* Your assignment *
Show every line in the material below in which the string "История" appears.

* Information supplied *
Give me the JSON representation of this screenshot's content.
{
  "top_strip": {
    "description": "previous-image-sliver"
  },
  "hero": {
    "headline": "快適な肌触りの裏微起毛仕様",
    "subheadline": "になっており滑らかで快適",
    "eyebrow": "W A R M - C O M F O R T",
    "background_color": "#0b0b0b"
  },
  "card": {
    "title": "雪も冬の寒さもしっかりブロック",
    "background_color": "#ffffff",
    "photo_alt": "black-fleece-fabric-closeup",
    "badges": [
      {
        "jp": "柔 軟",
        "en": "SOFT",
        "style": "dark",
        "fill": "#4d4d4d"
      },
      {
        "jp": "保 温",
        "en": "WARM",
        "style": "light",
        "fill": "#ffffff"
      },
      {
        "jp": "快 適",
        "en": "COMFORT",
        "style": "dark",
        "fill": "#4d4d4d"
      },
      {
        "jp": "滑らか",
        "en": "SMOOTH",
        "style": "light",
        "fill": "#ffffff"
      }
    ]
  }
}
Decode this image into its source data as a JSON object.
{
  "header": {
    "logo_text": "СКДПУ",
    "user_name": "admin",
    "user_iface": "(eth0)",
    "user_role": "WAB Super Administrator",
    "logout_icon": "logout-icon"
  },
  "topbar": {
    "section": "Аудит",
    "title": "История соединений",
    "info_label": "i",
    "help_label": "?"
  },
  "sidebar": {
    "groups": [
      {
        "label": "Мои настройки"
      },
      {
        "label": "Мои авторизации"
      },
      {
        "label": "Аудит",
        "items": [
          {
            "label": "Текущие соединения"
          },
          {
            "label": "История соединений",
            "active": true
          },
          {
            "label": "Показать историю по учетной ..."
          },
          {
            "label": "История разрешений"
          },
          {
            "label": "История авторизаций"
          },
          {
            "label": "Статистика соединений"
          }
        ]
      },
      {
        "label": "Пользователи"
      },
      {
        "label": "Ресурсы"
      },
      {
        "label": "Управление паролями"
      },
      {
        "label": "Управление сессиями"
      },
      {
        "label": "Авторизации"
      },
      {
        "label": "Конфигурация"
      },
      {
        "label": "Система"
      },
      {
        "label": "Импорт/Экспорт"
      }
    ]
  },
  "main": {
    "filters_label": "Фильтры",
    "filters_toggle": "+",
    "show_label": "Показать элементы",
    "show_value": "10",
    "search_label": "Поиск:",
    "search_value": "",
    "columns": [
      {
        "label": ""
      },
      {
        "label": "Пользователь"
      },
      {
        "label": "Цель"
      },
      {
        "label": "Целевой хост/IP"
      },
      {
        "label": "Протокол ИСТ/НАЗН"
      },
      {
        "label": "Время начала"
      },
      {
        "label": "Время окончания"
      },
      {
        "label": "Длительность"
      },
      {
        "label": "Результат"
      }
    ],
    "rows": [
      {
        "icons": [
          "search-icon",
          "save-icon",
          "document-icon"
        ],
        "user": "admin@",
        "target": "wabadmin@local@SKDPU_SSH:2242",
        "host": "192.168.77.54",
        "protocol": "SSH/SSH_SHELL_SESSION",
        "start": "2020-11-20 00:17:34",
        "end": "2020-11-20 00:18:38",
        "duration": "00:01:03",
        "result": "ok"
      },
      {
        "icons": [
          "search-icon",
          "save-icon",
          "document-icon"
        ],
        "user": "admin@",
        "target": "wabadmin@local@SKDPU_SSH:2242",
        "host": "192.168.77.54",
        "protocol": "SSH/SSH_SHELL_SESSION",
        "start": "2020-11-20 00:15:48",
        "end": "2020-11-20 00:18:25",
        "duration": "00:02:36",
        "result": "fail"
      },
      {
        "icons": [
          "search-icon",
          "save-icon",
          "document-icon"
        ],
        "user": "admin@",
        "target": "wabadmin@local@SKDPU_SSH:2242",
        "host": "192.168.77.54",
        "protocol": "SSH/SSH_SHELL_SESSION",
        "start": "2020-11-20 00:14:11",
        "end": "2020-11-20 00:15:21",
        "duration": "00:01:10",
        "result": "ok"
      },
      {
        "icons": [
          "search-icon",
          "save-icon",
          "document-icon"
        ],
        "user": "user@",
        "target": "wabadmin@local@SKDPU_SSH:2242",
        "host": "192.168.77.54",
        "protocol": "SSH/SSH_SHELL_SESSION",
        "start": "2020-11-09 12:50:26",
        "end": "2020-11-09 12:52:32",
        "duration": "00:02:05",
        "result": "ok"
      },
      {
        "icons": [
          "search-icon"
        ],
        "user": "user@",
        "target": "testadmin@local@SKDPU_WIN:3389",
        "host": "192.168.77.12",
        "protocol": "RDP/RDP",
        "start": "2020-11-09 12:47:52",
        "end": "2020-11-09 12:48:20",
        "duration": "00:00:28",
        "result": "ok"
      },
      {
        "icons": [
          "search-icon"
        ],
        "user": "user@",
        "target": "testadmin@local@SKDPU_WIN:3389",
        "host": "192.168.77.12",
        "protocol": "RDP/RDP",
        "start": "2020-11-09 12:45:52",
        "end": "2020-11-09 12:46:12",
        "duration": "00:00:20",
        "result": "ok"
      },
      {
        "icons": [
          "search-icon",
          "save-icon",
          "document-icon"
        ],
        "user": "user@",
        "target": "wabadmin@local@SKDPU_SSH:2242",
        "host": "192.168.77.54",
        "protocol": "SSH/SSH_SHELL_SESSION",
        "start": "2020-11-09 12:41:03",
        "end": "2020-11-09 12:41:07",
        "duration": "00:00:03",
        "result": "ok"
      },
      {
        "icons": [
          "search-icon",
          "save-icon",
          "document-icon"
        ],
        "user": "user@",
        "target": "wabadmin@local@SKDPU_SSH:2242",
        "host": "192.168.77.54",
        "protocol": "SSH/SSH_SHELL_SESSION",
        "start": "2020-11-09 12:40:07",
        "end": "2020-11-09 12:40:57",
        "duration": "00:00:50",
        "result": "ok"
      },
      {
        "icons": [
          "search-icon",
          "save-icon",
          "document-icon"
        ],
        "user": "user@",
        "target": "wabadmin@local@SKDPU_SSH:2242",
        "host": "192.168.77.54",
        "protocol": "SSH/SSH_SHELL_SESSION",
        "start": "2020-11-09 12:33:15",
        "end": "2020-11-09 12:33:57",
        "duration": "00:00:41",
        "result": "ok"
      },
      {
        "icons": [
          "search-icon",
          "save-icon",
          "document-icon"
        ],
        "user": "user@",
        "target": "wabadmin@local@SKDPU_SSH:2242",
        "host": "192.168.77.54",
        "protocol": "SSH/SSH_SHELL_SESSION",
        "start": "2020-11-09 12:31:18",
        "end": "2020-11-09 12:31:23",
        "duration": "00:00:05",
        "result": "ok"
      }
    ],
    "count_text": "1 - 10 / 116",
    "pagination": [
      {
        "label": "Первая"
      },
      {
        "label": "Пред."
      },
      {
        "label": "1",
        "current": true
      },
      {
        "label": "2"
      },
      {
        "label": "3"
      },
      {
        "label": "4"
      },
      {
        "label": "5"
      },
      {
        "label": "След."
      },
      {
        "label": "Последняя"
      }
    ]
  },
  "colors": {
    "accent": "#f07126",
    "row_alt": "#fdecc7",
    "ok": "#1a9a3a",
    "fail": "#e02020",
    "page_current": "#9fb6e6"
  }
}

* Task response *
    "title": "История соединений",
            "label": "История соединений",
            "label": "История разрешений"
            "label": "История авторизаций"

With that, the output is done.